Ntfs Driver For Mac Os Toshiba Laptop
This is free software that is also referred to as Snow Leopard NTFS. When using Mac OS 10.6, it is possible to write on an NTFS drive, even without installing third-party drivers. However, the write support in the OS settings is not active. Therefore, SL-NTFS software acts as an interface for the Mac OS 10.6 NTFS drivers hence allowing writing permissions for a drive in NTFS format. The utility has various merits and demerits. It is free and easy to install, but its developers do not provide technical support. Furthermore, if there is another enabler for NTFS drivers that had previously been installed, it may lead to technical problems. Writing on some external NTFS drives is impossible when using this software. Moreover, its access to vast amounts of data and files is usually limited.
iBoysoft NTFS for Mac
Mac Ntfs For Mac

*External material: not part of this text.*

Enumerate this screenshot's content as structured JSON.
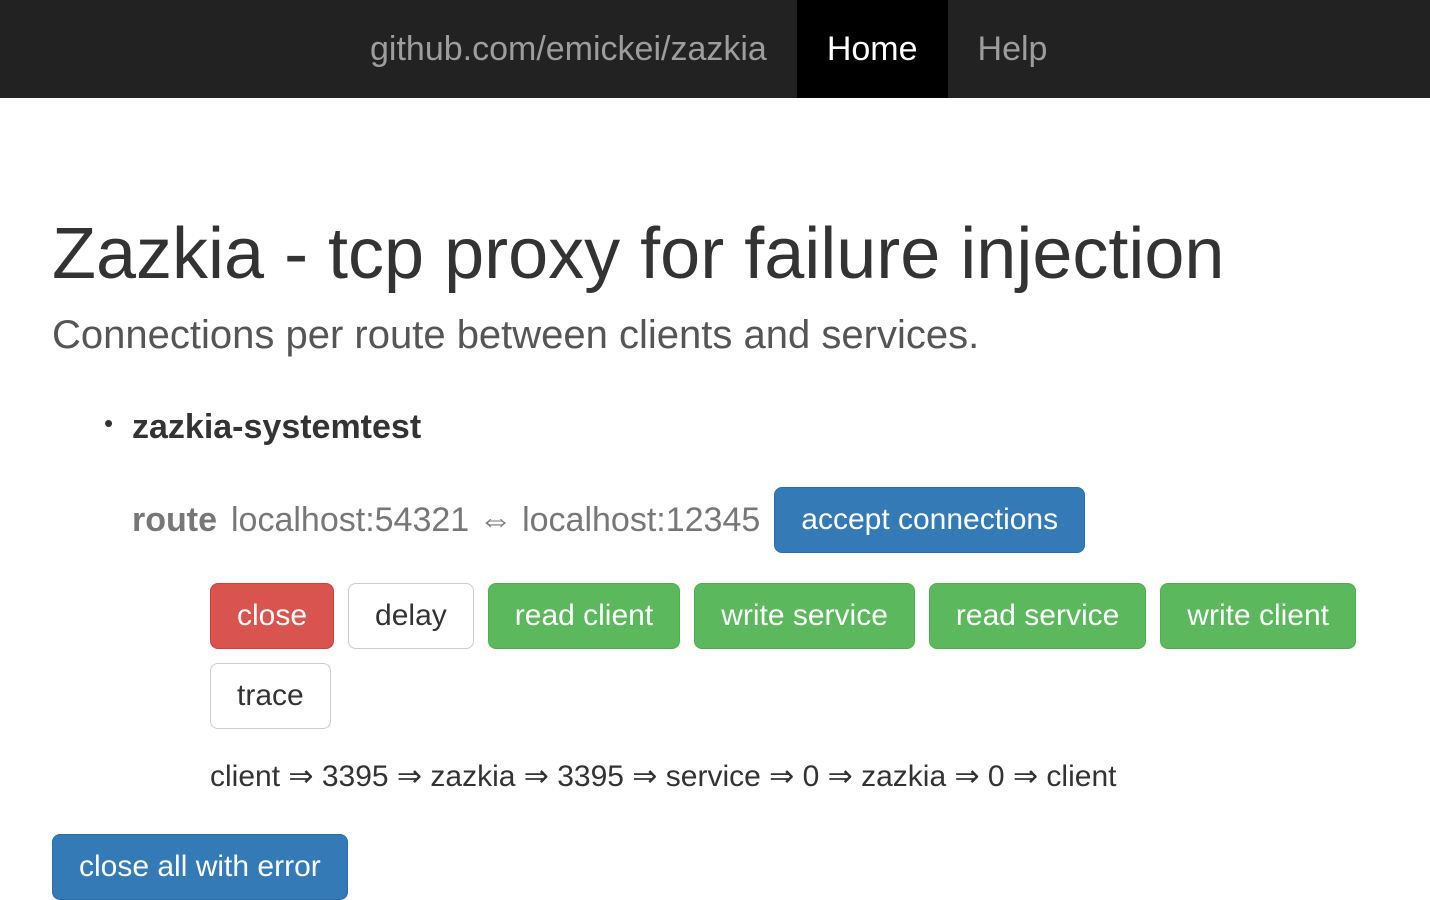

This is a utility that enables the read-write mode on drives mounted on Mac laptops and computers using Max OS X and macOS. Technical support for the software is freely provided, and the utility is easy to install. Furthermore, the service is compatible with Mac OS X 10.8, 10.9, 10.10, 10. 11, and MacOS 10.12, 10.13, 10.14, and 10.15. Apart from APFS format, it supports the formatting of drives into other file systems. Its users report that errors in NTFS file systems can be repaired using the utility. When using the software, you only need one click to eject or unmount NTFS volumes. Using the software allows the user automatic mounting of the NTFS drive to read-write mode.

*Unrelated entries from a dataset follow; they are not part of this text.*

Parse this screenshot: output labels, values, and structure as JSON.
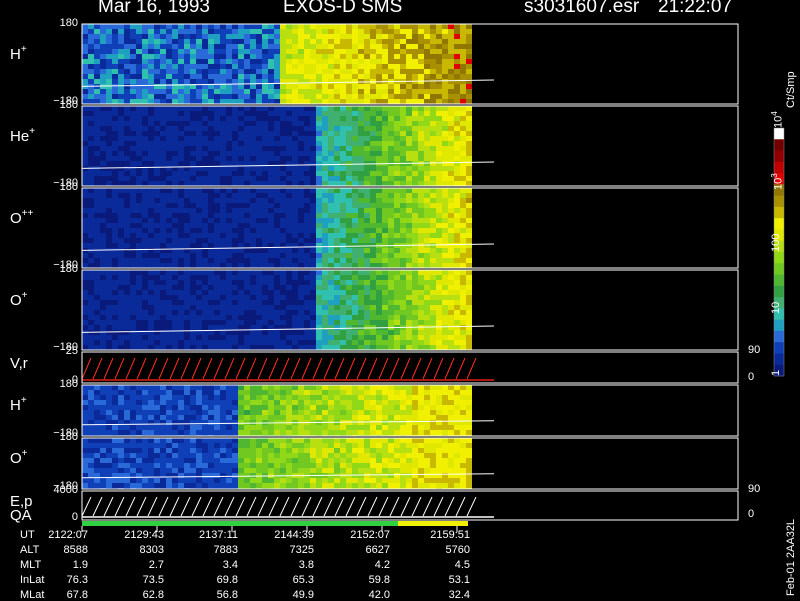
{
  "header": {
    "date": "Mar 16, 1993",
    "instrument": "EXOS-D SMS",
    "file": "s3031607.esr",
    "time": "21:22:07"
  },
  "panels": [
    {
      "label": "H",
      "sup": "+",
      "ymax": "180",
      "ymin": "−180"
    },
    {
      "label": "He",
      "sup": "+",
      "ymax": "180",
      "ymin": "−180"
    },
    {
      "label": "O",
      "sup": "++",
      "ymax": "180",
      "ymin": "−180"
    },
    {
      "label": "O",
      "sup": "+",
      "ymax": "180",
      "ymin": "−180"
    },
    {
      "label": "V,r",
      "sup": "",
      "ymax": "25",
      "ymin": "0",
      "rmax": "90",
      "rmin": "0"
    },
    {
      "label": "H",
      "sup": "+",
      "ymax": "180",
      "ymin": "−180"
    },
    {
      "label": "O",
      "sup": "+",
      "ymax": "180",
      "ymin": "−180"
    },
    {
      "label": "E,p",
      "sup": "",
      "ymax": "4000",
      "ymin": "0",
      "rmax": "90",
      "rmin": "0"
    }
  ],
  "qa_label": "QA",
  "colorbar": {
    "unit": "Ct/Smp",
    "labels": [
      {
        "base": "10",
        "exp": "4",
        "value": 10000
      },
      {
        "base": "10",
        "exp": "3",
        "value": 1000
      },
      {
        "base": "100",
        "exp": "",
        "value": 100
      },
      {
        "base": "10",
        "exp": "",
        "value": 10
      },
      {
        "base": "1",
        "exp": "",
        "value": 1
      }
    ],
    "colors": [
      "#0a1a7a",
      "#0a2a9a",
      "#1040b8",
      "#2a6ad8",
      "#20a0c0",
      "#30c0b0",
      "#40b070",
      "#30a040",
      "#50b830",
      "#70c820",
      "#90d818",
      "#b8e010",
      "#e0e800",
      "#f0f000",
      "#c8b800",
      "#a89000",
      "#907800",
      "#e00000",
      "#c00000",
      "#900000",
      "#700000",
      "#ffffff"
    ]
  },
  "ephemeris": {
    "row_labels": [
      "UT",
      "ALT",
      "MLT",
      "InLat",
      "MLat"
    ],
    "columns": [
      [
        "2122:07",
        "8588",
        "1.9",
        "76.3",
        "67.8"
      ],
      [
        "2129:43",
        "8303",
        "2.7",
        "73.5",
        "62.8"
      ],
      [
        "2137:11",
        "7883",
        "3.4",
        "69.8",
        "56.8"
      ],
      [
        "2144:39",
        "7325",
        "3.8",
        "65.3",
        "49.9"
      ],
      [
        "2152:07",
        "6627",
        "4.2",
        "59.8",
        "42.0"
      ],
      [
        "2159:51",
        "5760",
        "4.5",
        "53.1",
        "32.4"
      ]
    ]
  },
  "footer_id": "Feb-01 2AA32L",
  "chart_data": {
    "type": "heatmap",
    "title": "Mar 16, 1993 EXOS-D SMS",
    "x_ticks_UT": [
      "2122:07",
      "2129:43",
      "2137:11",
      "2144:39",
      "2152:07",
      "2159:51"
    ],
    "panels": [
      "H+",
      "He+",
      "O++",
      "O+",
      "V,r",
      "H+",
      "O+",
      "E,p"
    ],
    "pitch_angle_range": [
      -180,
      180
    ],
    "colorbar_range": [
      1,
      10000
    ],
    "colorbar_scale": "log",
    "data_end_UT": "2159:51"
  }
}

iBoysoft Drive Manager
This additional commercial tool can allow the user to access NTFS read-write permission on Mac fully. Moreover, it needs one click to manage network drives and several external drives. The utility is a perfect replacement for other free Mac NTFS drivers because it offers free technical support. It can easily be installed and allows free upgrades for life. Using the software to transfer files between Mac and NTFS drive, as well as writing on NTFS drives, is easy. It is compatible with Mac OS X 10.8, 10.9, 10.10, 10.11 and macOS 10.12, 10.13, 10.14 and 10.15. The utility is also very affordable, and a seven days trial is offered for its users. Additionally, the utility can be used in the finder to manage map network drives as well as external drives. When compared to other NTFS Mac utilities, iBoysoft Manager is more affordable.
If you do want to stick with your NTFS, now you at least have a variety of options available for your file transfer needs. Just pick the one you think is safest and most convenient for you. Do not forget to back-up your files first, so you don’t lose any data in case something goes awry, or better yet, stick with a paid application that will do the job for you without any worries.